Stored entries:
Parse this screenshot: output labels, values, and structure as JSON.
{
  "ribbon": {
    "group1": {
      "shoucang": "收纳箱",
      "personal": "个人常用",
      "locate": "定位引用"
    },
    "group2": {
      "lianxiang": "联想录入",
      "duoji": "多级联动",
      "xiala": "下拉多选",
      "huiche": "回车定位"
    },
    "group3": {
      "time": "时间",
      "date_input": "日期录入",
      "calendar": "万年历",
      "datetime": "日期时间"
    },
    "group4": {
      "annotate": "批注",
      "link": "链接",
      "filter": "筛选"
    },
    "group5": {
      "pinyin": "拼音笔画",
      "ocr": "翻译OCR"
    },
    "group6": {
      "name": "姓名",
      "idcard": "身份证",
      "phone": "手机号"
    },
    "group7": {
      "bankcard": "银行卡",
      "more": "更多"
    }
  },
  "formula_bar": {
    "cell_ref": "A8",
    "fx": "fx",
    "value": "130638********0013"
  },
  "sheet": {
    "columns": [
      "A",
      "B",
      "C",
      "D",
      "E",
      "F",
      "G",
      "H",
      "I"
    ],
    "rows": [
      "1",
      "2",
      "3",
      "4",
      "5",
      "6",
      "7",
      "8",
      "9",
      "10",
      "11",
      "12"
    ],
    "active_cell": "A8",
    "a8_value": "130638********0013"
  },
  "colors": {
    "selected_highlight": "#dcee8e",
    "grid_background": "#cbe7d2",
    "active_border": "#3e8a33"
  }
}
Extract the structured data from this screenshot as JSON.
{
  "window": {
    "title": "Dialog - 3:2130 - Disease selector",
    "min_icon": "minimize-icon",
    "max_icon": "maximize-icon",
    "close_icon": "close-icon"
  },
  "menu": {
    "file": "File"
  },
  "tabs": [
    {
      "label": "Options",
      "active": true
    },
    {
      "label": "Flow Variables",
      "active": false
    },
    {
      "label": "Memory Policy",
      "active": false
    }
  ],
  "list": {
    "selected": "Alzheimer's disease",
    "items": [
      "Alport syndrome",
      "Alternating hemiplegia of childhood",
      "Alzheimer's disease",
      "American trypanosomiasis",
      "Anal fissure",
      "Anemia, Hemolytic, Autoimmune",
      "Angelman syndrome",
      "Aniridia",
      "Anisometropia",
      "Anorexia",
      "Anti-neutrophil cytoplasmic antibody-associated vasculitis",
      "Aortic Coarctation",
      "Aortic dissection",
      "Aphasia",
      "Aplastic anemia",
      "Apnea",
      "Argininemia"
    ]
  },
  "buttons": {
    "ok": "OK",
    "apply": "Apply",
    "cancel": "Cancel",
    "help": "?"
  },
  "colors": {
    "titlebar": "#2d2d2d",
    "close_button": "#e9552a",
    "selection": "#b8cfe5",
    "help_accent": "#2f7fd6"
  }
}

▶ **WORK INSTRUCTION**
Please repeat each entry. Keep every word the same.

▶ **EXERCISE RESULT**
Parse this screenshot: output labels, values, and structure as JSON.
{
  "ribbon": {
    "group1": {
      "shoucang": "收纳箱",
      "personal": "个人常用",
      "locate": "定位引用"
    },
    "group2": {
      "lianxiang": "联想录入",
      "duoji": "多级联动",
      "xiala": "下拉多选",
      "huiche": "回车定位"
    },
    "group3": {
      "time": "时间",
      "date_input": "日期录入",
      "calendar": "万年历",
      "datetime": "日期时间"
    },
    "group4": {
      "annotate": "批注",
      "link": "链接",
      "filter": "筛选"
    },
    "group5": {
      "pinyin": "拼音笔画",
      "ocr": "翻译OCR"
    },
    "group6": {
      "name": "姓名",
      "idcard": "身份证",
      "phone": "手机号"
    },
    "group7": {
      "bankcard": "银行卡",
      "more": "更多"
    }
  },
  "formula_bar": {
    "cell_ref": "A8",
    "fx": "fx",
    "value": "130638********0013"
  },
  "sheet": {
    "columns": [
      "A",
      "B",
      "C",
      "D",
      "E",
      "F",
      "G",
      "H",
      "I"
    ],
    "rows": [
      "1",
      "2",
      "3",
      "4",
      "5",
      "6",
      "7",
      "8",
      "9",
      "10",
      "11",
      "12"
    ],
    "active_cell": "A8",
    "a8_value": "130638********0013"
  },
  "colors": {
    "selected_highlight": "#dcee8e",
    "grid_background": "#cbe7d2",
    "active_border": "#3e8a33"
  }
}
Extract the structured data from this screenshot as JSON.
{
  "window": {
    "title": "Dialog - 3:2130 - Disease selector",
    "min_icon": "minimize-icon",
    "max_icon": "maximize-icon",
    "close_icon": "close-icon"
  },
  "menu": {
    "file": "File"
  },
  "tabs": [
    {
      "label": "Options",
      "active": true
    },
    {
      "label": "Flow Variables",
      "active": false
    },
    {
      "label": "Memory Policy",
      "active": false
    }
  ],
  "list": {
    "selected": "Alzheimer's disease",
    "items": [
      "Alport syndrome",
      "Alternating hemiplegia of childhood",
      "Alzheimer's disease",
      "American trypanosomiasis",
      "Anal fissure",
      "Anemia, Hemolytic, Autoimmune",
      "Angelman syndrome",
      "Aniridia",
      "Anisometropia",
      "Anorexia",
      "Anti-neutrophil cytoplasmic antibody-associated vasculitis",
      "Aortic Coarctation",
      "Aortic dissection",
      "Aphasia",
      "Aplastic anemia",
      "Apnea",
      "Argininemia"
    ]
  },
  "buttons": {
    "ok": "OK",
    "apply": "Apply",
    "cancel": "Cancel",
    "help": "?"
  },
  "colors": {
    "titlebar": "#2d2d2d",
    "close_button": "#e9552a",
    "selection": "#b8cfe5",
    "help_accent": "#2f7fd6"
  }
}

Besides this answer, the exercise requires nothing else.